Exercise directions>
Only the lines containing "title" belong in the answer; find them in the material below.

------------------------------------------------------------------------

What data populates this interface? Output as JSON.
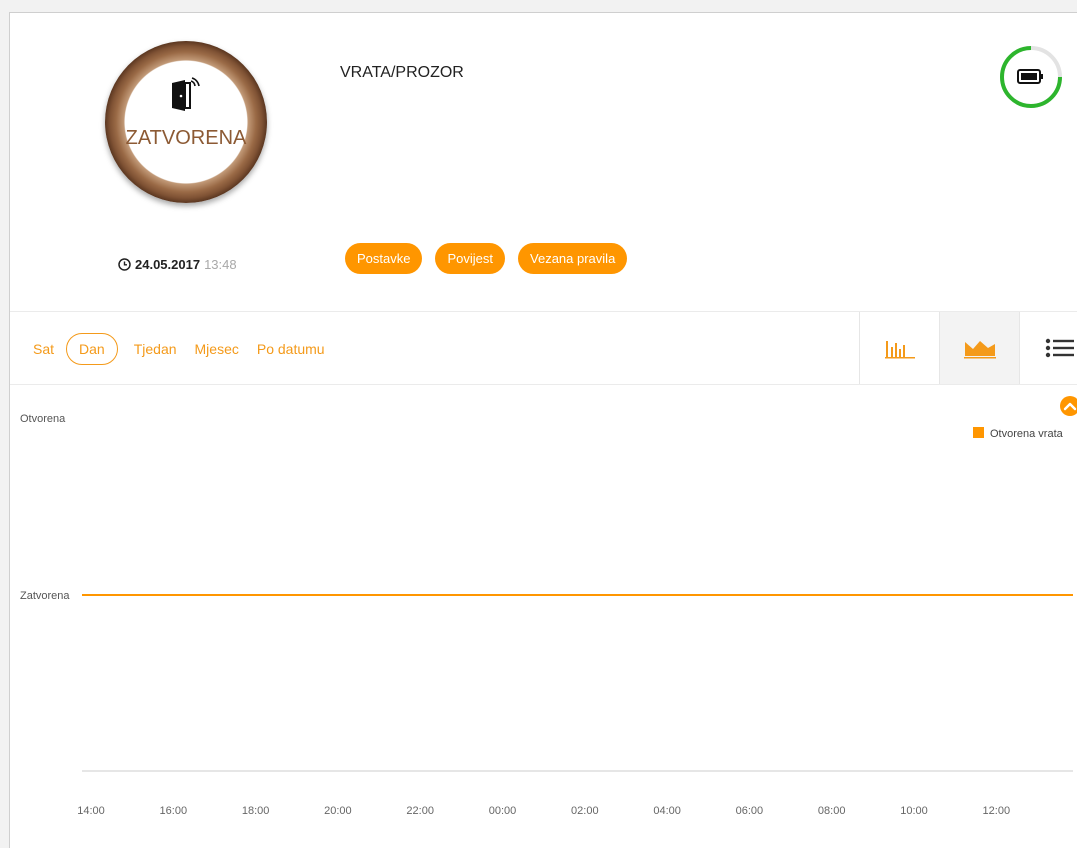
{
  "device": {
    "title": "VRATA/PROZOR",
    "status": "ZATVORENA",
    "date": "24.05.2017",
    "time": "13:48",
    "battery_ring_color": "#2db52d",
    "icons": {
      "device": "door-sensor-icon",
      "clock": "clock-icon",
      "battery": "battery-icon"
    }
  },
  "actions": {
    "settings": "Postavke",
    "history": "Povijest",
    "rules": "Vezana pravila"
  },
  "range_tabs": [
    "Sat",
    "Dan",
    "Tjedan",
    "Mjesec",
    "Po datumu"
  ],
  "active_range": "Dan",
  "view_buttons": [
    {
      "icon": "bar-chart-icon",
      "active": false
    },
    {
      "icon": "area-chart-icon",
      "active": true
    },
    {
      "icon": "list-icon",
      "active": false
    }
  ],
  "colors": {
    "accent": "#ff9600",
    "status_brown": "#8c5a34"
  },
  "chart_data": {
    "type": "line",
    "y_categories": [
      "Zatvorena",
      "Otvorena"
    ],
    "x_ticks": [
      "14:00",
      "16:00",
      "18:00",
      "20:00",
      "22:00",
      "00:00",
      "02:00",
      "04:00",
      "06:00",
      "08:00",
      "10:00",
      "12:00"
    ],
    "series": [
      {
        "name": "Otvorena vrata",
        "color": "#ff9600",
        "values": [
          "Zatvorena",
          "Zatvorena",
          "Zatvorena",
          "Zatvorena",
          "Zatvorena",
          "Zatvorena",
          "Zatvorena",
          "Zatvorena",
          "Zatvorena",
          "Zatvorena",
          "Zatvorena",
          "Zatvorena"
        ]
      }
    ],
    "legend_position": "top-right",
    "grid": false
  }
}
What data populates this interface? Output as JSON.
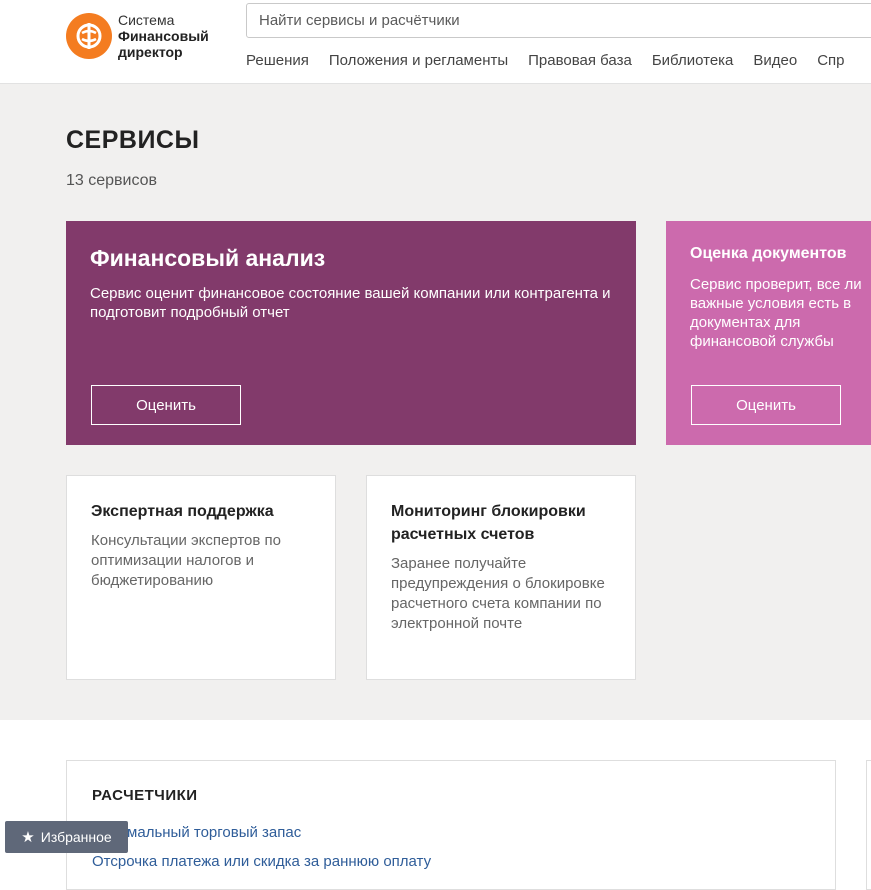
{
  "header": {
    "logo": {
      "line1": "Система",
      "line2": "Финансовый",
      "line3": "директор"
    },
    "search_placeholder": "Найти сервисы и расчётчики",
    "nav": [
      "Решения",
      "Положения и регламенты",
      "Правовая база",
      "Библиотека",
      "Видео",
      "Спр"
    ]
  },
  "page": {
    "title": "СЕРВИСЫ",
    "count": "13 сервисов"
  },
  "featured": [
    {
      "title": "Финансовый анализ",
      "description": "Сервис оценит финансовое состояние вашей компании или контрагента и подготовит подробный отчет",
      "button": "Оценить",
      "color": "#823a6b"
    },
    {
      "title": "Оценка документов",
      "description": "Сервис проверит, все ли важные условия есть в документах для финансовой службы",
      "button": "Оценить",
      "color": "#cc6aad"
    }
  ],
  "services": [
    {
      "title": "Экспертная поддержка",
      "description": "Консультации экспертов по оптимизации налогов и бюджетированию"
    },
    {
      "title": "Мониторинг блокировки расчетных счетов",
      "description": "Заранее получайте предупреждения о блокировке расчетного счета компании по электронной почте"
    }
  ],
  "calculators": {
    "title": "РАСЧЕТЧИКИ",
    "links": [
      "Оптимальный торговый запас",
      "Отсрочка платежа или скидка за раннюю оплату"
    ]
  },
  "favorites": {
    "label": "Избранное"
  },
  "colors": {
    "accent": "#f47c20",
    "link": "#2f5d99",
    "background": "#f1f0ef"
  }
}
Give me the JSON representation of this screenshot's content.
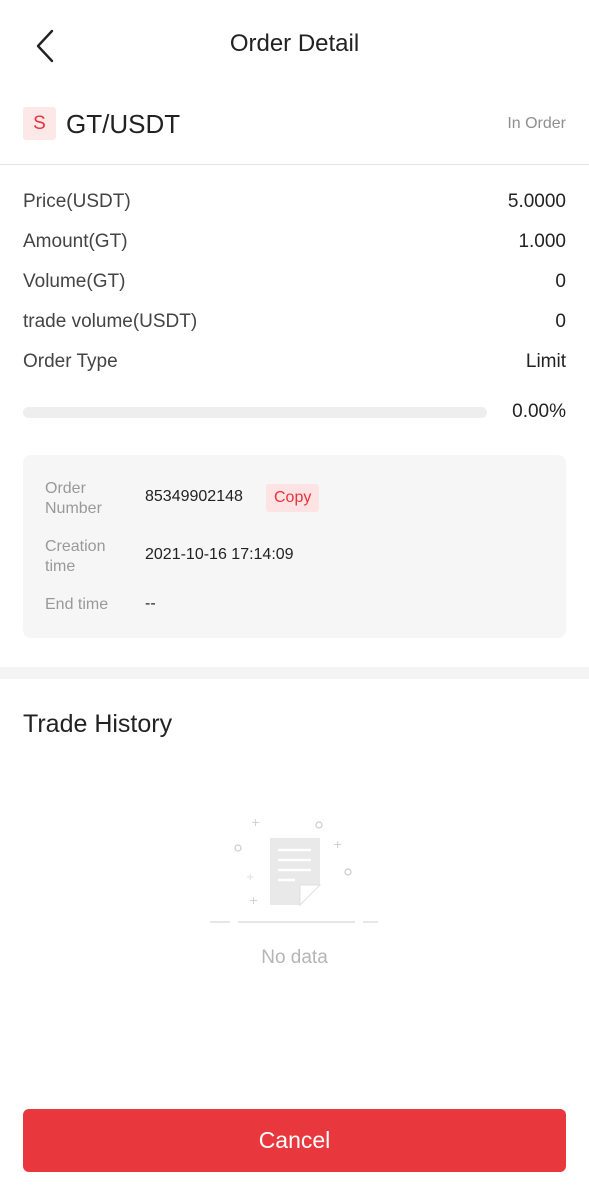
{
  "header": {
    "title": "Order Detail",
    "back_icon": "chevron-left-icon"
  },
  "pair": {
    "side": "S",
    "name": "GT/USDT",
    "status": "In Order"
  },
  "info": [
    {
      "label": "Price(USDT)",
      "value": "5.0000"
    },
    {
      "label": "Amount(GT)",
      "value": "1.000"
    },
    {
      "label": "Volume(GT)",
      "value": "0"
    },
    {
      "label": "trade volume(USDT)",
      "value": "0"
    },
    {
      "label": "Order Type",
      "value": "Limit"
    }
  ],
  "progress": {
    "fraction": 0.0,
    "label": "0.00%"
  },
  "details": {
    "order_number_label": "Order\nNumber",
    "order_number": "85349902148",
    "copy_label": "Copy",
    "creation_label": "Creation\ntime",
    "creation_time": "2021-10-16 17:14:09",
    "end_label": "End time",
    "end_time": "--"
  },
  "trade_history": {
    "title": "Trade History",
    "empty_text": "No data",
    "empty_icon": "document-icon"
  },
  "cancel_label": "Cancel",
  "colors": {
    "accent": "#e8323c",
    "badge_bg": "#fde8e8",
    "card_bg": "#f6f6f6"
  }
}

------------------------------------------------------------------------

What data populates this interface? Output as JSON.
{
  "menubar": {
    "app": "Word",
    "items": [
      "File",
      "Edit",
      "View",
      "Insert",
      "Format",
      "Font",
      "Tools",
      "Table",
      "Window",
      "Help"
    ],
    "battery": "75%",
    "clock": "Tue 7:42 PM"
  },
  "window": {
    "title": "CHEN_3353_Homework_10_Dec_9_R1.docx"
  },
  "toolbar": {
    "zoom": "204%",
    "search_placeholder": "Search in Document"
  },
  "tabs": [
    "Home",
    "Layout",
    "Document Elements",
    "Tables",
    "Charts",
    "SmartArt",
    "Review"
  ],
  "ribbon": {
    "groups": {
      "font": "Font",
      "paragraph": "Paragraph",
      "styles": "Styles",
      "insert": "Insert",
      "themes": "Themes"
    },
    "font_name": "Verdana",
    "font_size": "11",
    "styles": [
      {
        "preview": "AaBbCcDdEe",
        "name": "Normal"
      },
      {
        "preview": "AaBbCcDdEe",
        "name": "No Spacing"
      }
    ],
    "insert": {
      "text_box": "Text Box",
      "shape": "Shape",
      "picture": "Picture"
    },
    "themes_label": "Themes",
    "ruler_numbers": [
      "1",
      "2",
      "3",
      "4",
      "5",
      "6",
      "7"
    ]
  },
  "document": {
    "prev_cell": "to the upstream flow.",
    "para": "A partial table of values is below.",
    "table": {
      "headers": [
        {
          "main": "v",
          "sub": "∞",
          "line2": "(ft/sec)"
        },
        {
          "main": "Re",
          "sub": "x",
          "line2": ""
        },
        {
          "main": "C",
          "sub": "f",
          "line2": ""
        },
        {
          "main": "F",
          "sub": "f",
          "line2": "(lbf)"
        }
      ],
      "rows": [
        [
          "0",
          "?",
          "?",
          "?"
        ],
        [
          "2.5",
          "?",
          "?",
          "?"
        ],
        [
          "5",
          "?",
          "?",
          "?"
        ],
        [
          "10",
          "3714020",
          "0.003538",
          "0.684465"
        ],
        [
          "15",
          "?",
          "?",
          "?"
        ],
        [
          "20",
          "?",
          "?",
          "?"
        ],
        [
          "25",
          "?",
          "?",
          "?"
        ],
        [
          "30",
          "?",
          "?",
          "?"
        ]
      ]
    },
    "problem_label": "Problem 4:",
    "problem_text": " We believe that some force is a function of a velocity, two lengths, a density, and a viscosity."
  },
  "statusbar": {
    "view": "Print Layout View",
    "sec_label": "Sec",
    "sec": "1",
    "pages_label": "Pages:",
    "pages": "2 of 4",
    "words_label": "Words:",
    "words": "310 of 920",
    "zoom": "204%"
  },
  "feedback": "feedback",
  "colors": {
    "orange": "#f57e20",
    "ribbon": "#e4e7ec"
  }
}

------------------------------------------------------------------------

Response to the task>
    "title": "VRATA/PROZOR",
    "title": "СЕРВИСЫ",
      "title": "Финансовый анализ",
      "title": "Оценка документов",
      "title": "Экспертная поддержка",
      "title": "Мониторинг блокировки расчетных счетов",
    "title": "РАСЧЕТЧИКИ",
    "title": "Order Detail",
    "title": "Trade History",
    "title": "CHEN_3353_Homework_10_Dec_9_R1.docx"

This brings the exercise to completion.